The feature directing debut of German Matthias Hoene - who rebooted Hammer for the 2008 online serial BEYOND THE RAVE - and co-written by James Moran, who penned SEVERANCE - the zombie-gangster-comedy COCKNEYS VS ZOMBIES does everything it says on the tin, but isn't as wily as it thinks it is. A proposed building development threatens the Bow Bells Care Home with closure, and to secure the wellbeing of their war-hero grandfather Ray (Alan Ford), chancer brothers Terry (Rasmus Hardiker) and Andy (Harry Treadaway) ineptly rob a bank with the aid of spunky cousin Katy (Michelle Ryan), friend Davey (Jack Doolan) and psychopathic weapons-specialist "Mental" Mickey (Ashley Thomas). But the East End of London has more pressing matters; workers at the development site have excavated into a plague pit sealed by Charles II in 1666, unleashing a mutated infection that transforms humans into shambling zombies.

"The Undead are Brown Bread." Former EASTENDER Michelle Ryan is effortlessly strong and sexy in the otherwise irksome COCKNEYS VS ZOMBIES.

Overtly formulaic and a SHAUN OF THE DEAD facsimile, COCKNEYS VS ZOMBIES suffers from muted action scenes, no real tension, and cockney rhyming slang jokes that wear thin pretty fast.

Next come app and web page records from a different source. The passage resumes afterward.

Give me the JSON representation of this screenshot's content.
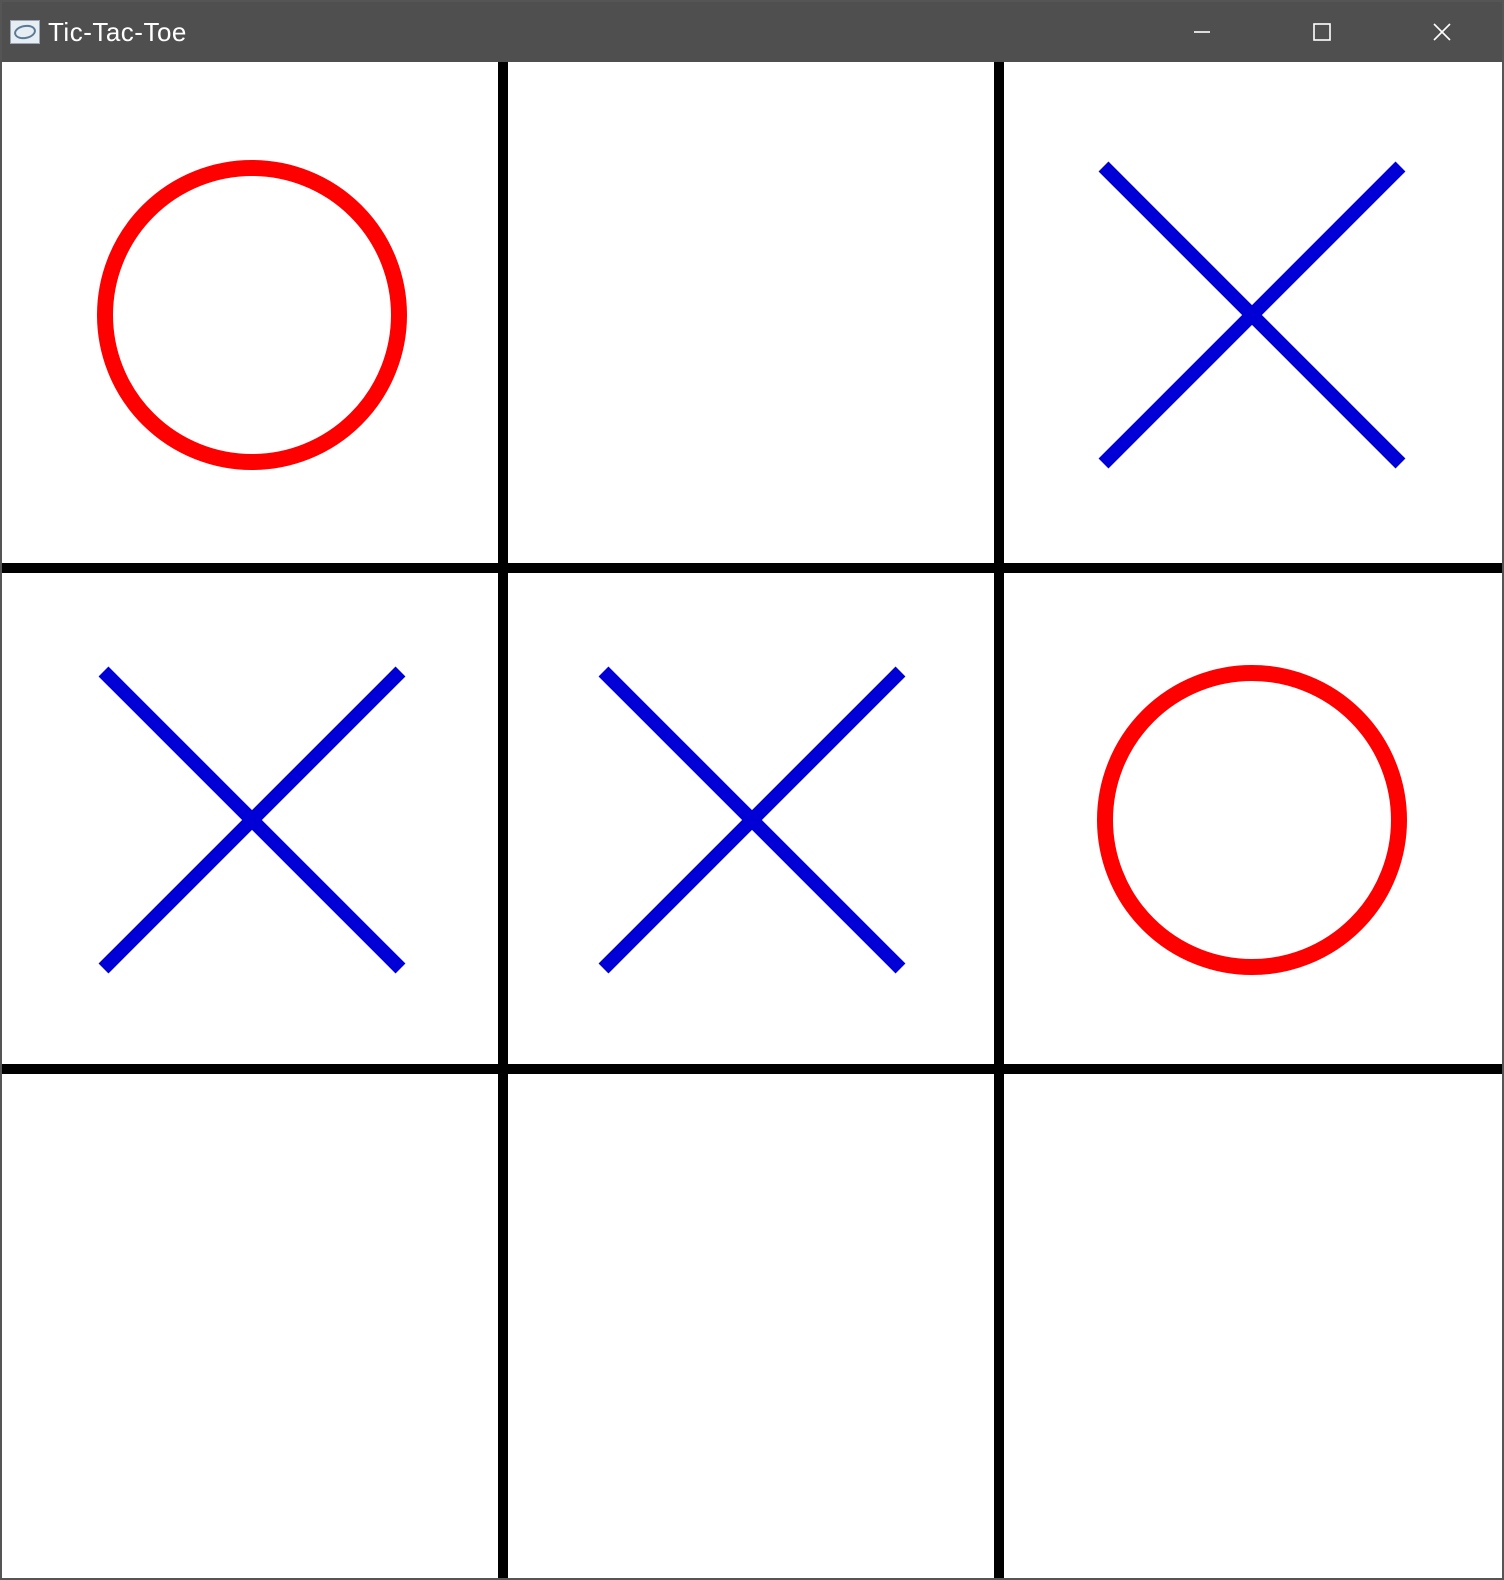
{
  "window": {
    "title": "Tic-Tac-Toe"
  },
  "colors": {
    "x": "#0000d6",
    "o": "#ff0000",
    "grid": "#000000",
    "titlebar": "#4f4f4f"
  },
  "game": {
    "board": [
      [
        "O",
        "",
        "X"
      ],
      [
        "X",
        "X",
        "O"
      ],
      [
        "",
        "",
        ""
      ]
    ],
    "rows": 3,
    "cols": 3
  }
}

Consequently, it's not funny enough to be a memorable comedy, and not scary enough for hardcore zombie enthusiasts. The film works best when it depicts the potential abandonment of the elderly. In the stand-out sequence, deaf Hamish (Richard Briers) hobbles along on his zimmer at the same pace as a ghoul eager for his flesh, and it is this old guard of performers - Ford, Briers, Honor Blackman, Dudley Sutton, Tony Selby, Georgina Hale - that provide the production with ballast.